▶ EXERCISE REQUIREMENTS
When a line in the entries contains the word "name", copy that line in full.

▶ DATA FOR PROCESSING

────────────────

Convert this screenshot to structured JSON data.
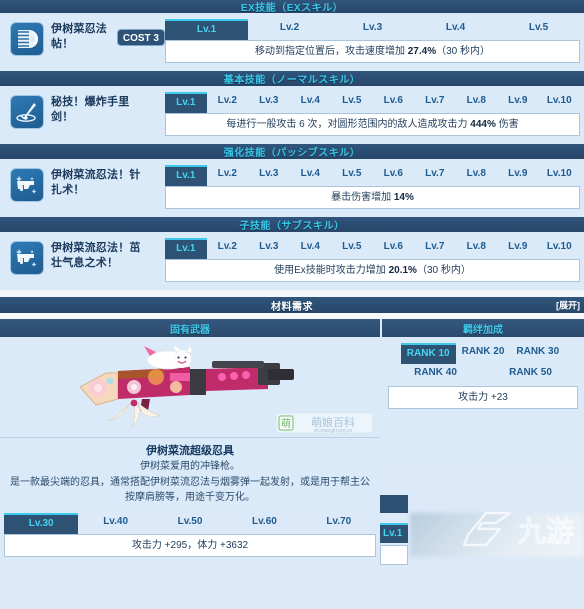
{
  "sections": [
    {
      "header": "EX技能（EXスキル）",
      "skill": {
        "icon": "scroll-icon",
        "name": "伊树菜忍法帖！",
        "cost": "COST 3",
        "levels": [
          "Lv.1",
          "Lv.2",
          "Lv.3",
          "Lv.4",
          "Lv.5"
        ],
        "active_level": 0,
        "description_pre": "移动到指定位置后，攻击速度增加 ",
        "description_val": "27.4%",
        "description_post": "（30 秒内）"
      }
    },
    {
      "header": "基本技能（ノーマルスキル）",
      "skill": {
        "icon": "shuriken-icon",
        "name": "秘技！爆炸手里剑！",
        "cost": "",
        "levels": [
          "Lv.1",
          "Lv.2",
          "Lv.3",
          "Lv.4",
          "Lv.5",
          "Lv.6",
          "Lv.7",
          "Lv.8",
          "Lv.9",
          "Lv.10"
        ],
        "active_level": 0,
        "description_pre": "每进行一般攻击 6 次，对圆形范围内的敌人造成攻击力 ",
        "description_val": "444%",
        "description_post": " 伤害"
      }
    },
    {
      "header": "强化技能（パッシブスキル）",
      "skill": {
        "icon": "gun-sparkle-icon",
        "name": "伊树菜流忍法！针扎术！",
        "cost": "",
        "levels": [
          "Lv.1",
          "Lv.2",
          "Lv.3",
          "Lv.4",
          "Lv.5",
          "Lv.6",
          "Lv.7",
          "Lv.8",
          "Lv.9",
          "Lv.10"
        ],
        "active_level": 0,
        "description_pre": "暴击伤害增加 ",
        "description_val": "14%",
        "description_post": ""
      }
    },
    {
      "header": "子技能（サブスキル）",
      "skill": {
        "icon": "gun-sparkle-icon",
        "name": "伊树菜流忍法！茁壮气息之术！",
        "cost": "",
        "levels": [
          "Lv.1",
          "Lv.2",
          "Lv.3",
          "Lv.4",
          "Lv.5",
          "Lv.6",
          "Lv.7",
          "Lv.8",
          "Lv.9",
          "Lv.10"
        ],
        "active_level": 0,
        "description_pre": "使用Ex技能时攻击力增加 ",
        "description_val": "20.1%",
        "description_post": "（30 秒内）"
      }
    }
  ],
  "material": {
    "title": "材料需求",
    "expand": "[展开]"
  },
  "weapon": {
    "column_title": "固有武器",
    "name": "伊树菜流超级忍具",
    "subtitle": "伊树菜爱用的冲锋枪。",
    "description": "是一款最尖端的忍具，通常搭配伊树菜流忍法与烟雾弹一起发射，或是用于帮主公按摩肩膀等，用途千变万化。",
    "levels": [
      "Lv.30",
      "Lv.40",
      "Lv.50",
      "Lv.60",
      "Lv.70"
    ],
    "active_level": 0,
    "stat_line": "攻击力 +295，体力 +3632",
    "watermark": "萌娘百科 zh.moegirl.org.cn"
  },
  "bond": {
    "column_title": "羁绊加成",
    "ranks": [
      "RANK 10",
      "RANK 20",
      "RANK 30",
      "RANK 40",
      "RANK 50"
    ],
    "active_rank": 0,
    "stat_line": "攻击力 +23",
    "side_level": "Lv.1",
    "watermark": "九游"
  },
  "colors": {
    "panel_bg": "#dbeaf9",
    "header_bar": "#2d5274",
    "accent_cyan": "#3fc9ea",
    "tab_text": "#1f5c90",
    "body_text": "#24405e"
  }
}
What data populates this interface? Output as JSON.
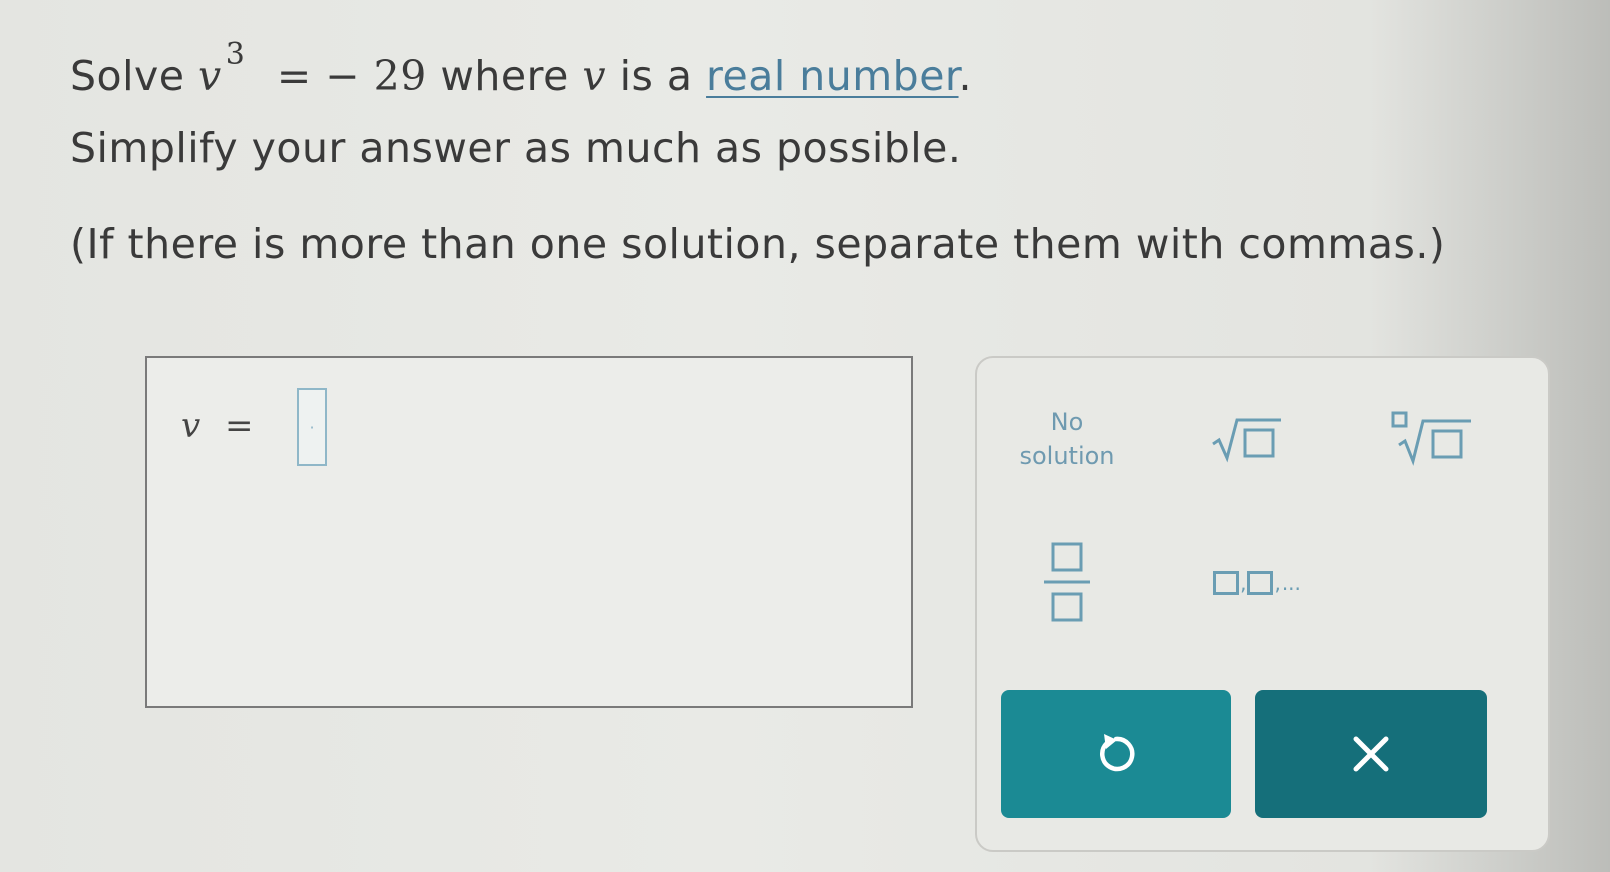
{
  "question": {
    "solve_word": "Solve",
    "variable": "v",
    "exponent": "3",
    "equals": "=",
    "rhs": "− 29",
    "where_text": "where",
    "var_inline": "v",
    "is_a_text": "is a",
    "link_text": "real number",
    "period": ".",
    "line2": "Simplify your answer as much as possible.",
    "line3": "(If there is more than one solution, separate them with commas.)"
  },
  "answer": {
    "variable": "v",
    "equals": "=",
    "input_value": "",
    "cursor_glyph": "·"
  },
  "keypad": {
    "no_solution_line1": "No",
    "no_solution_line2": "solution",
    "sqrt_icon": "square-root-icon",
    "nthroot_icon": "nth-root-icon",
    "fraction_icon": "fraction-icon",
    "list_icon": "list-separator-icon",
    "list_ellipsis": "...",
    "list_comma": ","
  },
  "buttons": {
    "reset_icon": "reset-icon",
    "clear_symbol": "×"
  },
  "colors": {
    "link": "#4a7d9b",
    "key_icon": "#6a9db3",
    "reset_button": "#1b8a94",
    "clear_button": "#156f7a"
  }
}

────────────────

▶ RESULT OF THIS TASK
        "name": "伊树菜忍法帖！",
        "name": "秘技！爆炸手里剑！",
        "name": "伊树菜流忍法！针扎术！",
        "name": "伊树菜流忍法！茁壮气息之术！",
    "name": "伊树菜流超级忍具",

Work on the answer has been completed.